Canon’s new flagship compact, the Canon G1 X is also actually $100 less from Digital Camera Warehouse ($699) than from B&H (US$799), with the same model at Ted’s for $799 with a price match invitation for online buyers.
We also looked at the Canon 60D with 18 – 135 lens. In B&H the online price was US$1178. Shipping was from $65 to $155, and the kit should incur 10 percent GST on top of that. Total delivered price would thus be a minimum of $1416. The Australian online prices we checked were $1429 and $1499.
Canon is still exposed to somewhat lower grey market prices out of Hong Kong on some of its popular DSLRs and accessories from JB Online Direct.
Moving on to Nikon, the Nikon 1 J1 with 10 – 30mm lens has a US price at B&H of US$646.95 with a $100 rebate until the end of April. The price on the local websites checked were $646 (JBs) and, with a bonus leather case and strap, $669 and $699 at two camera specialist websites. And let’s not forget that 2-Year manufacturers warranty!
And even if you wanted to ship in a Nikon from B&H, you can’t. When we get to the Checkout section we learn: ‘Due to the manufacturers restrictions, we are unable to accept orders with a shipping address in Australia for [Nikon cameras].’
The Sony NEX 5n with 18 – 55mm lens was US$698 plus shipping (US$65 min) from B&H and $799 locally.
The Olympus PEN EPL-3 with a 14 – 42mm lens from B&H is US$650 (with a $50 discount if you buy before April 21) and as low as $699 locally.
Price differences from Panasonic were slightly larger, with the GF3 and 14 – 42mm lens at US$629 from B&H and $769 locally. This becomes even more pronounced if we compare the same camera with a 14mm prime lens, which is US$468 from B&H and $769 and $799 locally.

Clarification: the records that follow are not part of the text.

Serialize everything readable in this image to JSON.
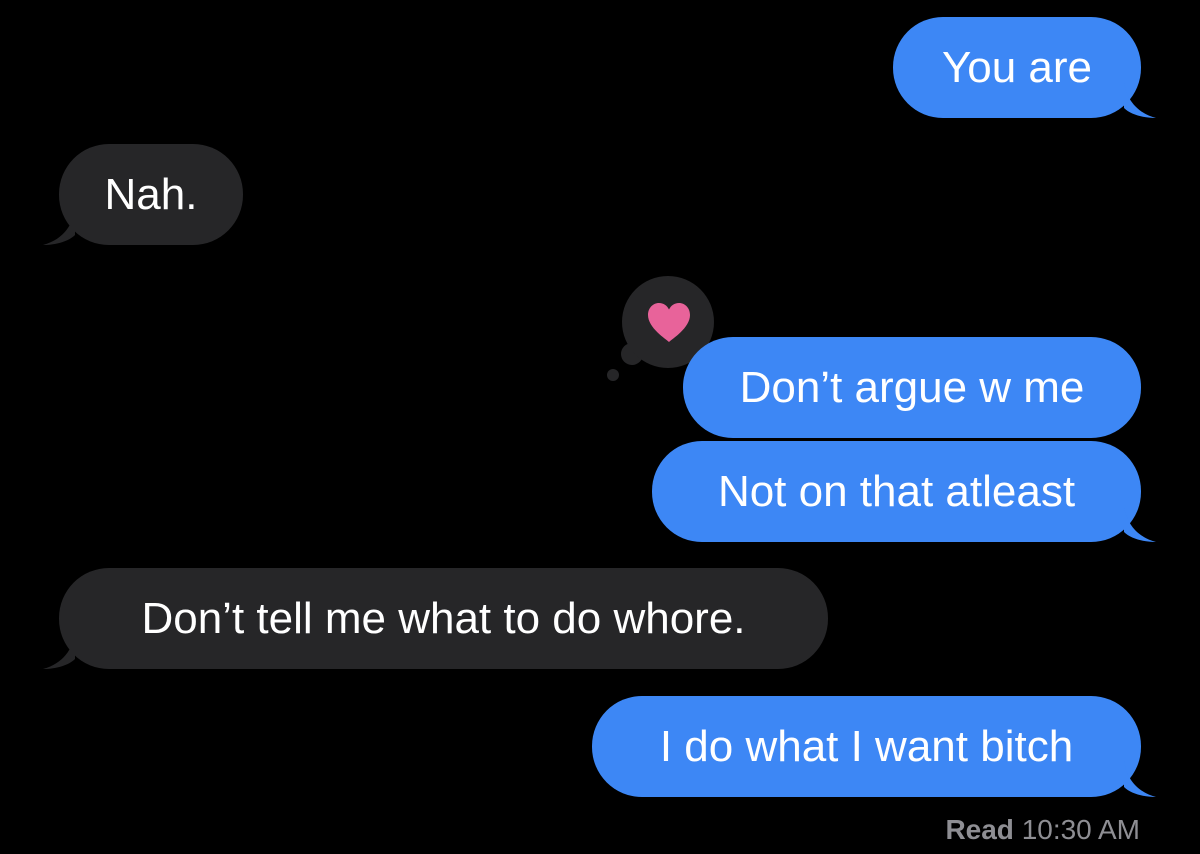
{
  "conversation": {
    "messages": [
      {
        "direction": "outgoing",
        "text": "You are"
      },
      {
        "direction": "incoming",
        "text": "Nah."
      },
      {
        "direction": "outgoing",
        "text": "Don’t argue w me",
        "tapback": "heart-icon"
      },
      {
        "direction": "outgoing",
        "text": "Not on that atleast"
      },
      {
        "direction": "incoming",
        "text": "Don’t tell me what to do whore."
      },
      {
        "direction": "outgoing",
        "text": "I do what I want bitch"
      }
    ],
    "read_receipt": {
      "label": "Read",
      "time": "10:30 AM"
    }
  },
  "colors": {
    "background": "#000000",
    "outgoing_bubble": "#3d87f5",
    "incoming_bubble": "#262628",
    "bubble_text": "#ffffff",
    "receipt_text": "#8e8e93",
    "tapback_heart": "#e8639a"
  }
}
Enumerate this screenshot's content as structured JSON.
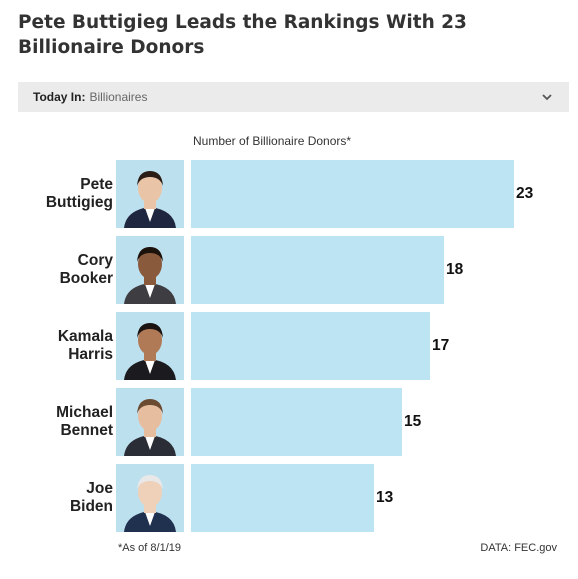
{
  "headline": "Pete Buttigieg Leads the Rankings With 23 Billionaire Donors",
  "topic_bar": {
    "label": "Today In:",
    "value": "Billionaires",
    "icon": "chevron-down-icon"
  },
  "chart_data": {
    "type": "bar",
    "orientation": "horizontal",
    "xlabel": "Number of Billionaire Donors*",
    "categories": [
      [
        "Pete",
        "Buttigieg"
      ],
      [
        "Cory",
        "Booker"
      ],
      [
        "Kamala",
        "Harris"
      ],
      [
        "Michael",
        "Bennet"
      ],
      [
        "Joe",
        "Biden"
      ]
    ],
    "values": [
      23,
      18,
      17,
      15,
      13
    ],
    "bar_color": "#bde4f2",
    "data_labels": true,
    "grid": false
  },
  "footnote": "*As of 8/1/19",
  "source": "DATA: FEC.gov"
}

COMMENT: OK – this is an admittedly highly unscientific exercise, and doesn’t look at HK-based eBay shops, nor the pricing of more specialised products such as high-end lenses, but on the other hand we didn’t go hunting for examples to prove a thesis – the models above were chosen at random, with a bias towards popular, new technology, higher-priced new releases. These price comparisons tell a more positive story for Australian retailers which they can convey to their staff and customers.